Winter sowing a deceptively simple concept. Many, many plants self seed or 'volunteer' or show up as unwanted weeds… it all depends on the context. The point is plants go to seed, the seeds hit the ground. They survive the winter and grow in the spring - robustly.

But…when left to Mother Nature, these volunteers show up willy nilly or perhaps not at all. Left to her, seeds may wash away, be overwhelmed by competition, or horror of horrors – be weeded away by the inexperienced gardener who doesn't recognize a cotyledon from a true leaf.

What to do, what to do? Take those same seeds and plant them in a miniature coldframe. Put it outside. Do this in the winter. Let them freeze. Let them thaw. Let them suffer the slings and arrows of the temperate climate. They will most often delay germination until spring rolls in. Then they will put on vigorous growth in a semi-protected environment. They will be easy to identify (if you labeled the container to start with). They won't wash away. They don't take up every horizontal surface in your home for weeks on end. They don't require artificial lighting.

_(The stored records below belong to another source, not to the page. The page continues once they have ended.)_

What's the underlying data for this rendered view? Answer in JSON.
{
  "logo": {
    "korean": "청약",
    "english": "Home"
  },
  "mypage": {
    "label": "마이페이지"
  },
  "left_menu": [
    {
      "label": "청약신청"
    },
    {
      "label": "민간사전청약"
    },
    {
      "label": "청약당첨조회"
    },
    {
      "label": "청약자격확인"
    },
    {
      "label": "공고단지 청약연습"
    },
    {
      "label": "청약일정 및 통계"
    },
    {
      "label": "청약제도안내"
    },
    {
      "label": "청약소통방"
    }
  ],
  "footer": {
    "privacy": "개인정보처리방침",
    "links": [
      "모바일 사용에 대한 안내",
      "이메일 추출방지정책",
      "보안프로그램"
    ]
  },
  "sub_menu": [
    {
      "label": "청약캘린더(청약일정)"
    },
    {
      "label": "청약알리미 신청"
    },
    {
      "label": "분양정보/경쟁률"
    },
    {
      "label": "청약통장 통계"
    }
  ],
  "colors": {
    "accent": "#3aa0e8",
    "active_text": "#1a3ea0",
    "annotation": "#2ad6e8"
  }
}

Other fun things:
Flats can be started and placed outdoors throughout the winter. No need to concentrate your efforts in one rushed time period. Also, this gives the winter weary gardener a chance to play in the mud in the deep dark and depressing days of dark, dark, dark. Did I mention dark? Something about planting and having a real reason to go outdoors seems to lighten the dark.

Flats can be recycled from almost anything…carry out food containers, big plastic jars, pots and zip lock bags. As a new container with potential shows up, one can dig out a packet of seeds and have at it. No need for huge preparation or back aches from tedious duplication of precision planting. Just add dirt, water, drainage holes and seeds then take a little walk to the frozen garden. Leave it to powers that be. It will usually work.

What kind of plants can be winter sown?
A non exhaustive list:
Tomatoes: Yup, those little nightshades we treat so tenderly under the grow lights spring up like the wild ones they really are when a rotten fruit falls to the ground. If the plant 'volunteers' or forms weeds it can be winter sown.

Hardy perennials:
If the plant lives year to year it survives winter. If the plant survives winter so will the seed.

Hardy biennials:
Same as perennial, if it lives over the winter it is appropriate for winter sowing.

Many annuals:
The fact that the plant dies is not only because of winter, it is often just its natural life cycle to make seeds then die. Many seeds of annuals are appropriate for winter sowing. If unsure, research it. If the plant originated in a temperate climate it likely can be winter sown … or just experiment. Pumpkins work.

Remember, if it volunteers it can be winter sown.

Reading on the many, many sites found by googling 'winter sowing'
http:/faq.gardenweb.comfaqwtrsow (an excellent FAQ)

OK, this is so sad. I just wrote this node again, 14 months later. I forgot I wrote it before. I'm leaving this here for my own amusement.

Volunteer plants seem to survive the winter. You know those purple cone flowers that show up where you know you didn't plant them? or the volunteer tomatoes for that matter. They don't need coddling with indoor heat and artificial lights to grow. The problem is however that they come up along with the poison ivy and the chickweed. OK, some of us like chickweed but that isn't my point. My point is the plants we want, the ones we define as Not-Weeds because we like them, well it is difficult to know just which ones they are when they are little seedlings. So, although they will grow when planted in the fall directly outdoors they may not survive the "weeding" process. They also may not survive the competition from more vigorous plants, weed or not.

So, this lady, Trudi Davidoff, came up with a intuitive yet genius. She calls it "winter sowing".

The basic idea is to plant those seeds that can survive and thrive an outdoor winter in containers that give them some degree of protection from the elements and the competition and allows them to be identified as "valuable".

She recommends using a free and recyclable containers that prepared food is packaged in, things like the thick plastic black bottomed dishes with clear snap on lids one takes home as a "doggy bag" these days.

Make a few drainage holes, sow your seeds thickly in commercial potting soil (less damping off of the seedlings), place the lid with some air holes on it and put outside. Do all this after freezing weather has commenced so the seeds don't germinate until spring.

Each container will have a single type of plant growing it. When it is warm again plant little hunks of the seedlings where you want them.

No muss, no fuss.